Smartphones at work

Always consider patient confidentiality and seek permission before using your phone at work.

SMARTPHONE ownership has increased rapidly across the UK in recent years and healthcare professionals are no exception to this trend.

Research has shown a growing number of doctors and dentists are using their devices in the delivery of patient care, whether it is making use of photo messaging or accessing the latest clinical apps.

But do you think about the security of patient data and issues of confidentiality when using your phone? MDDUS is aware of cases where doctors – even those with the best of intentions – have found themselves in professional difficulties resulting from the use of their device at work.

Perhaps not surprisingly, trainee doctors feature prominently amongst smartphone users.

A recent survey in the Postgraduate Medical Journal questioned 108 foundation year 1 trainees, and 102 of them said they owned a smartphone. Of those, on at least a daily basis for the purposes of work, 83 per cent said they made/received phone calls, 87 per cent sent/received texts and 41 per cent sent/received emails on their phone. What’s more, 53 per cent had used their smartphone to take a work-related picture, in most cases to get advice about a wound or for research purposes.

Apps are also commonly used by trainees, with popular ones provided by the British National Formulary, MIMS, SIGN and NICE.

The PMJ research concluded: “There is a need for guidance on how patient information can be safely secured and transmitted using smartphones, their appropriate use, and any restrictions on the use of these devices in certain clinical settings.”

It called for improved hospital policies on mobile and smartphone usage to avoid confidentiality breaches.

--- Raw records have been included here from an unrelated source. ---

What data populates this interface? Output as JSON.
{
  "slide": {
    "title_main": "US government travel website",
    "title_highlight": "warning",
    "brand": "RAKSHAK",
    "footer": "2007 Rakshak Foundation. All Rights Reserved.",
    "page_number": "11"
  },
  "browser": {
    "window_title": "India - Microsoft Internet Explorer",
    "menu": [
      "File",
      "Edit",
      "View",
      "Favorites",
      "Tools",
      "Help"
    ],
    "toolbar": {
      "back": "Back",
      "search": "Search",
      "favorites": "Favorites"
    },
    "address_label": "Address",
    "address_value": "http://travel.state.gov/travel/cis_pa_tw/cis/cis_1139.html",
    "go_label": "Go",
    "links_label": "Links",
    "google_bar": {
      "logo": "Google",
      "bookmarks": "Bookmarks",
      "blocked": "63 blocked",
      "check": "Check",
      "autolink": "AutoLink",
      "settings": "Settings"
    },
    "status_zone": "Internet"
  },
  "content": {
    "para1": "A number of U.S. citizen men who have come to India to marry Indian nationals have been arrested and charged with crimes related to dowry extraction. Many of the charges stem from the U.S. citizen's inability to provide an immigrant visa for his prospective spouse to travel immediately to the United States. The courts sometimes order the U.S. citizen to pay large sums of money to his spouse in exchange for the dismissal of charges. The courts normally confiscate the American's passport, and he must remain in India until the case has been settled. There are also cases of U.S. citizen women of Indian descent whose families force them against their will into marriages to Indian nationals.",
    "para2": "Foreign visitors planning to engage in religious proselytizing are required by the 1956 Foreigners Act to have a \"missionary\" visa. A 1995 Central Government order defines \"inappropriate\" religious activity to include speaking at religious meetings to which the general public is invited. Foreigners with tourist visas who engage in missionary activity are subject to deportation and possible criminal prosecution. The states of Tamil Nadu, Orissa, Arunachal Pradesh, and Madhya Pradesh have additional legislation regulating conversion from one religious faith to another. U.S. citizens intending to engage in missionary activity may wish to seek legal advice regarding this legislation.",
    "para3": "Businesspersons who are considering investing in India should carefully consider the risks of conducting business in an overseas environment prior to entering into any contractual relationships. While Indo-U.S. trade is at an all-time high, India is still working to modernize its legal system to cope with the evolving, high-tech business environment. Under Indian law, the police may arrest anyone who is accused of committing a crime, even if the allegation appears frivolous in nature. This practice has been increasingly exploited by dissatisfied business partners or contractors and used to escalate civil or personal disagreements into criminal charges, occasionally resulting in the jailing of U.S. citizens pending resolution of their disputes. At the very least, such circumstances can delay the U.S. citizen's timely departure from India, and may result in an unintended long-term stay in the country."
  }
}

There are a number of key points to keep in mind when using your phone at work.

Before considering whether to take a photograph of a patient on a mobile phone, you should be aware of your local organisation’s policy and seek approval to do so from your employing or contracting body, a Caldicott Guardian (the person responsible for ensuring data security) or equivalent. Robust arrangements must be in place to transfer the image to the medical/dental records and to ensure that the image is kept securely and protected from unauthorised viewing.

The General Medical Council has investigated a number of doctors in recent years in relation to patient photographs, often where the doctor’s intentions have been wholly appropriate.

Be sure to comply with GMC guidance Making and using visual and audio recordings of patients which states: “You must get the patient’s consent to make a recording that forms part of the investigation or treatment of a condition, or contributes to the patient’s care… You should explain to the patient why a recording would assist their care, what form the recording will take, and that it will be stored securely.”

The guidance goes on to explain that doctors should, where practicable, explain any possible secondary uses of the recording in an anonymised or coded form and that key elements of the discussion should be recorded in the patient’s notes.

In situations where an adult patient lacks capacity, you must get consent from someone who has legal authority to make a decision on their behalf. Where no one with authority is available or immediate treatment is required, photographs may still be taken where they form an integral part of an investigation or treatment.

The General Dental Council’s Standards for Dental Professionals guidance also highlights the importance of confidentiality, stating: “The duty to keep information confidential also covers recordings or images of patients such as photographs, videos or audio recordings, both originals and copies, including those made on a mobile phone. You must not make any recordings or images without the patient’s permission.”

The GMC’s Confidentiality guidance makes it clear that any personal patient information that you hold or control must be “effectively protected at all times against improper disclosure”.

It adds: “You must make sure that anyone you disclose personal information to understands that you are giving it to them in confidence, which they must respect.”

The GMC acknowledges that many breaches of confidentiality are unintentional and advises against discussing identifiable patient information where you can be overheard, whether in a public place or in an internet chat forum.

Healthcare professionals should not share passwords or leave patient records (on paper or on a screen) unattended or where they can be seen by others. Other basic precautions are advised, such as ensuring your device has its passcode lock activated with a limit set on the number of failed attempts allowed.

Many NHS policies on mobile phone use by doctors/dentists relate more to practical aspects of phone maintenance and fair usage rather than issues of confidentiality, but some do go into more detail.

Rotherham CCG, for example, has a smartphone and tablet policy which states: “Where the processing of NHS patient information is proposed on smartphone or tablet devices, additional authorisation must be obtained from the organisation’s Caldicott Guardian and the device must use encryption software.

“Sensitive data, including that relating to patients, should not routinely be stored on an NHS device and where necessary should be kept to the minimum required for its effective business use in order to minimise the risks and impacts should a breach occur.”

If you use your smartphone for personal messages/emails, take extra care to ensure any patient-related correspondence is kept separate and that patient details or images are not stored on the device.

ACTION: Seek permission from your employing/contracting body before using your smartphone at work. Be mindful of confidentiality issues and secure patient consent.